Here’s where Rory and I are once again alike. She’s high-achieving, yes, but not Paris. I’ve always had a (slightly less insane) Paris in my life, a best friend who was the top of the class, and needed to be so. The Parises of the world will always be fine, career-wise, but the Rorys? (And maybe the Alixes?) Not so sure. She and I tire of competition quickly and spend time asking, constantly obsessing, what is it all for? Why can’t we just sit in a corner, puff on a cigar and read books all day and occasionally be brilliant and collect a paycheck? Like old, male, college professors of the 1950s?

Rory dreamily mops while reading some Joan Didion, and it occurs to her: she should get an MFA in creative nonfiction instead. Rory is used to pie-in-the-sky schemes and dreams, being the daughter of a woman whose antics fueled seven seasons of an adorable show.

Cue the darling indie song that plays while Rory sits at the counter of the diner late into the night working on a manuscript to send to the most prestigious of writing schools: The Iowa Writer’s Workshop. Rory, being a Gilmore, frets constantly, after slipping her huge envelope into the mailbox, and yet also sort of, kind of, just a little bit, expects to get an acceptance letter. This is the girl who got into both Yale and Harvard. Whose grandparents blow smoke up her ass on a weekly basis, grandparents whose wealth has opened countless doors for her.

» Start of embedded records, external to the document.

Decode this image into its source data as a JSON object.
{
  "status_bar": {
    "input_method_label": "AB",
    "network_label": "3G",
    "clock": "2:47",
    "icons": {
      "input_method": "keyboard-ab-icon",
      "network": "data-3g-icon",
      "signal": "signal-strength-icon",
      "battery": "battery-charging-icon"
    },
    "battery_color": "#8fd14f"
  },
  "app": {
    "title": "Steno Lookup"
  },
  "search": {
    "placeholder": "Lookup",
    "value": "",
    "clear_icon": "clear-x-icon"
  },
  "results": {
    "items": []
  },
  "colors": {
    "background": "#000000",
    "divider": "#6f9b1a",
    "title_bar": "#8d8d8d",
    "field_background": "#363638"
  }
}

Why wouldn’t she get in?

Over the next few months, during the picturesque winter in Stars Hollow, Rory serves burgers and banters with Lorelei with gusto, confident that her future (at least for the next few years) has been decided. While Lorelei stands outside on a chilly February morning in an absolutely darling slippers and robe combo, dreamily monologuing about the loveliness of snow, Rory paces the halls in the house, waiting for the mail. It arrives, and the girls pile on the couch with steaming mugs of coffee to open it. Rory’s face falls when she reads:

“We regret to inform you that we will not be admitting you into the Iowa Writer’s Workshop. We received over 900,000 applicants for 25 spots, including some from Nelson Mandela, Jesus, and Condoleezza Rice, and admission was highly competitive.”

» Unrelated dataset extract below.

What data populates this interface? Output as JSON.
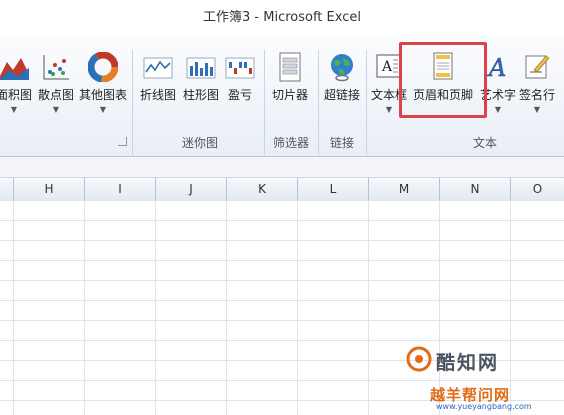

And so of course, Rory goes into a funk – Rory was always in adorable funks on the show, with that big porcelain brow of hers all furrowed. Lorelei, that unrelenting optimist, tells her to try again next year. Richard and Emily are disgusted that their child of privilege was not admitted, even after they tried to schmooze the board of the university. Emily goes on a drunken tirade about low-class state schools, and who needs them anyway, and why would anyone want to live in Iowa, that dreadful place, while Richard smiles tightly over his glasses, looking at bills that they cannot pay due to losing at least two thirds of their money in the stock market. He still hasn’t told Emily.

Meanwhile Rory calls Lane to complain about the unfairness of it all, and Lane is simultaneously being puked on by two toddlers with the flu.